## TASK STATEMENT
The records below must be retyped exactly.

## MATERIAL SUPPLIED
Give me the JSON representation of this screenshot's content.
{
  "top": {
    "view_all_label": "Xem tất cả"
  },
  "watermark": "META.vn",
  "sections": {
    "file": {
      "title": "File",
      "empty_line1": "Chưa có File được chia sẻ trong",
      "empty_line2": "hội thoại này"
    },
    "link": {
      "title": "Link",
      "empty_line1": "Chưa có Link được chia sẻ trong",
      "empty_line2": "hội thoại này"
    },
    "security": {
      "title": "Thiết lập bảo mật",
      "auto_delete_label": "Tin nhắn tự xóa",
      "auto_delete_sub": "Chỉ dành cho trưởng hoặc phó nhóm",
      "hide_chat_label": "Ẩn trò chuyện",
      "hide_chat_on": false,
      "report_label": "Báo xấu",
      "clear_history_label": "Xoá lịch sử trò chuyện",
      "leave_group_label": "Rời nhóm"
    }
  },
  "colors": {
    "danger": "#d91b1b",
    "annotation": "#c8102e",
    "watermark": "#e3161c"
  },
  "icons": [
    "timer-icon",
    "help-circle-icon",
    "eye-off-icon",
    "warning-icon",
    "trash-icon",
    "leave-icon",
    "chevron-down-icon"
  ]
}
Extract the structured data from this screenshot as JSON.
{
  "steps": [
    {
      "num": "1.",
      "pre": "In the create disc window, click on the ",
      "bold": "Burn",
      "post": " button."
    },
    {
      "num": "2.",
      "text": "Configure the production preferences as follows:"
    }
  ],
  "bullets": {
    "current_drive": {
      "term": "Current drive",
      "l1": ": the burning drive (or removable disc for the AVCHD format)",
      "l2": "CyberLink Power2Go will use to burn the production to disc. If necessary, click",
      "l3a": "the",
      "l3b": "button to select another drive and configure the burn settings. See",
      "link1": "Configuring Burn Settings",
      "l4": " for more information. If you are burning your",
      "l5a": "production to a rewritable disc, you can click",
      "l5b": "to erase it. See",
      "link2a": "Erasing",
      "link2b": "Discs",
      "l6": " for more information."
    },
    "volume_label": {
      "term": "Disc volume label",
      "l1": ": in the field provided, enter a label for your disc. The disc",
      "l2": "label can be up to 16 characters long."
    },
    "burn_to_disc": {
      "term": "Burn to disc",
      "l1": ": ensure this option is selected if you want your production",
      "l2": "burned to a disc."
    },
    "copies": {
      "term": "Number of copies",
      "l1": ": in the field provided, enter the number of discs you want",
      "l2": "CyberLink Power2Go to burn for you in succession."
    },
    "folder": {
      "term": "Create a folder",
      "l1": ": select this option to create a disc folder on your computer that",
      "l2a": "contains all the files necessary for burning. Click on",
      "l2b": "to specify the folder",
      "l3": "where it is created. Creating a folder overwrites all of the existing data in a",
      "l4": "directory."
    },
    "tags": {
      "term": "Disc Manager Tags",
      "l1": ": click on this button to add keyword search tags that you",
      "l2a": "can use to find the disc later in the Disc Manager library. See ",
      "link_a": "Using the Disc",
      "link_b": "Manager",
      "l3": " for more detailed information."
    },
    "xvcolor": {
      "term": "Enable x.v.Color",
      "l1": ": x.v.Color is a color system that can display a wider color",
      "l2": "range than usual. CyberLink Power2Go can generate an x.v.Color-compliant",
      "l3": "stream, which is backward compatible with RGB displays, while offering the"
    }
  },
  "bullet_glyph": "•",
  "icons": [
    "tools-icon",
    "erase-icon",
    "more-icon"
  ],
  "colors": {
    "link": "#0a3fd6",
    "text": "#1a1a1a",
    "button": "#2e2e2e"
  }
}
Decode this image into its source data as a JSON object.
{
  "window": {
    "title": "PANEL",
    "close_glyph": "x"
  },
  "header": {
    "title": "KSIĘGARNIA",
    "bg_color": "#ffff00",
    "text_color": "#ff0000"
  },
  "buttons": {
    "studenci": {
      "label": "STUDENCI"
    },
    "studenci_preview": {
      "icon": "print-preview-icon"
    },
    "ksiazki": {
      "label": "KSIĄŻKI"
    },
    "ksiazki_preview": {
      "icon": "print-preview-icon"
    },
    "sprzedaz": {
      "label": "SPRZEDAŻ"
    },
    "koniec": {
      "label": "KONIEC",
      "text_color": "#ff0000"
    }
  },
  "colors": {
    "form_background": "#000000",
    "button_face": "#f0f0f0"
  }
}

## RESULT BELOW
Give me the JSON representation of this screenshot's content.
{
  "top": {
    "view_all_label": "Xem tất cả"
  },
  "watermark": "META.vn",
  "sections": {
    "file": {
      "title": "File",
      "empty_line1": "Chưa có File được chia sẻ trong",
      "empty_line2": "hội thoại này"
    },
    "link": {
      "title": "Link",
      "empty_line1": "Chưa có Link được chia sẻ trong",
      "empty_line2": "hội thoại này"
    },
    "security": {
      "title": "Thiết lập bảo mật",
      "auto_delete_label": "Tin nhắn tự xóa",
      "auto_delete_sub": "Chỉ dành cho trưởng hoặc phó nhóm",
      "hide_chat_label": "Ẩn trò chuyện",
      "hide_chat_on": false,
      "report_label": "Báo xấu",
      "clear_history_label": "Xoá lịch sử trò chuyện",
      "leave_group_label": "Rời nhóm"
    }
  },
  "colors": {
    "danger": "#d91b1b",
    "annotation": "#c8102e",
    "watermark": "#e3161c"
  },
  "icons": [
    "timer-icon",
    "help-circle-icon",
    "eye-off-icon",
    "warning-icon",
    "trash-icon",
    "leave-icon",
    "chevron-down-icon"
  ]
}
Extract the structured data from this screenshot as JSON.
{
  "steps": [
    {
      "num": "1.",
      "pre": "In the create disc window, click on the ",
      "bold": "Burn",
      "post": " button."
    },
    {
      "num": "2.",
      "text": "Configure the production preferences as follows:"
    }
  ],
  "bullets": {
    "current_drive": {
      "term": "Current drive",
      "l1": ": the burning drive (or removable disc for the AVCHD format)",
      "l2": "CyberLink Power2Go will use to burn the production to disc. If necessary, click",
      "l3a": "the",
      "l3b": "button to select another drive and configure the burn settings. See",
      "link1": "Configuring Burn Settings",
      "l4": " for more information. If you are burning your",
      "l5a": "production to a rewritable disc, you can click",
      "l5b": "to erase it. See",
      "link2a": "Erasing",
      "link2b": "Discs",
      "l6": " for more information."
    },
    "volume_label": {
      "term": "Disc volume label",
      "l1": ": in the field provided, enter a label for your disc. The disc",
      "l2": "label can be up to 16 characters long."
    },
    "burn_to_disc": {
      "term": "Burn to disc",
      "l1": ": ensure this option is selected if you want your production",
      "l2": "burned to a disc."
    },
    "copies": {
      "term": "Number of copies",
      "l1": ": in the field provided, enter the number of discs you want",
      "l2": "CyberLink Power2Go to burn for you in succession."
    },
    "folder": {
      "term": "Create a folder",
      "l1": ": select this option to create a disc folder on your computer that",
      "l2a": "contains all the files necessary for burning. Click on",
      "l2b": "to specify the folder",
      "l3": "where it is created. Creating a folder overwrites all of the existing data in a",
      "l4": "directory."
    },
    "tags": {
      "term": "Disc Manager Tags",
      "l1": ": click on this button to add keyword search tags that you",
      "l2a": "can use to find the disc later in the Disc Manager library. See ",
      "link_a": "Using the Disc",
      "link_b": "Manager",
      "l3": " for more detailed information."
    },
    "xvcolor": {
      "term": "Enable x.v.Color",
      "l1": ": x.v.Color is a color system that can display a wider color",
      "l2": "range than usual. CyberLink Power2Go can generate an x.v.Color-compliant",
      "l3": "stream, which is backward compatible with RGB displays, while offering the"
    }
  },
  "bullet_glyph": "•",
  "icons": [
    "tools-icon",
    "erase-icon",
    "more-icon"
  ],
  "colors": {
    "link": "#0a3fd6",
    "text": "#1a1a1a",
    "button": "#2e2e2e"
  }
}
Decode this image into its source data as a JSON object.
{
  "window": {
    "title": "PANEL",
    "close_glyph": "x"
  },
  "header": {
    "title": "KSIĘGARNIA",
    "bg_color": "#ffff00",
    "text_color": "#ff0000"
  },
  "buttons": {
    "studenci": {
      "label": "STUDENCI"
    },
    "studenci_preview": {
      "icon": "print-preview-icon"
    },
    "ksiazki": {
      "label": "KSIĄŻKI"
    },
    "ksiazki_preview": {
      "icon": "print-preview-icon"
    },
    "sprzedaz": {
      "label": "SPRZEDAŻ"
    },
    "koniec": {
      "label": "KONIEC",
      "text_color": "#ff0000"
    }
  },
  "colors": {
    "form_background": "#000000",
    "button_face": "#f0f0f0"
  }
}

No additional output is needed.